►

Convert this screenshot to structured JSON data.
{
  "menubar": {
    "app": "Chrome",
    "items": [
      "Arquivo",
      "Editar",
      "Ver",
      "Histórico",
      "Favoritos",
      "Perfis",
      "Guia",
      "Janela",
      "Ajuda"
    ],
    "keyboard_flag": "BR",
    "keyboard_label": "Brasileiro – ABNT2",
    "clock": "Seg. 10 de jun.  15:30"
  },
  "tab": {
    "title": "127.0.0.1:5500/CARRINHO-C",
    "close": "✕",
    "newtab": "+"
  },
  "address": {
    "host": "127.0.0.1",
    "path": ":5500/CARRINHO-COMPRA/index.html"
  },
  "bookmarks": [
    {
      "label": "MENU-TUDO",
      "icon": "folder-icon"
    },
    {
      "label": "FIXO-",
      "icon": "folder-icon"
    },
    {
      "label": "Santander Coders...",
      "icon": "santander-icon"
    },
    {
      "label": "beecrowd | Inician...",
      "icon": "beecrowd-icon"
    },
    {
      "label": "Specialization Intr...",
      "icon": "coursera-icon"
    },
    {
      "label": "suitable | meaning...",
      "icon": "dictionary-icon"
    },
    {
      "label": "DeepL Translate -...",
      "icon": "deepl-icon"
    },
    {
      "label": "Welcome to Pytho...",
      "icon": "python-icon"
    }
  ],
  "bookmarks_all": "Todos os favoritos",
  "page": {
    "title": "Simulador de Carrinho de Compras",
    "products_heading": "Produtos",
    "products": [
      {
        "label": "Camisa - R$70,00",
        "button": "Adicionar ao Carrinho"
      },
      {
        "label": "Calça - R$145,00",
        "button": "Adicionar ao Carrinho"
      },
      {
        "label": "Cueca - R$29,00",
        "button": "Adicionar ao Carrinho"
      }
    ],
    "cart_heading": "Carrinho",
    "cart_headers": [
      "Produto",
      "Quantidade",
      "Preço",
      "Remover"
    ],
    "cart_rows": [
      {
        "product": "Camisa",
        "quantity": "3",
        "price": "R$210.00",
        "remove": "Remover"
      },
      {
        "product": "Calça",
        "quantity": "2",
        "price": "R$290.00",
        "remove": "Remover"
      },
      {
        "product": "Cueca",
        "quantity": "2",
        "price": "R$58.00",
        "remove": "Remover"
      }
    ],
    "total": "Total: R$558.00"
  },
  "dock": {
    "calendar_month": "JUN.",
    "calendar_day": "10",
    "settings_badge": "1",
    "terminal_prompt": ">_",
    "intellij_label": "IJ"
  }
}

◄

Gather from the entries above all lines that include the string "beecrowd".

      "label": "beecrowd | Inician...",
      "icon": "beecrowd-icon"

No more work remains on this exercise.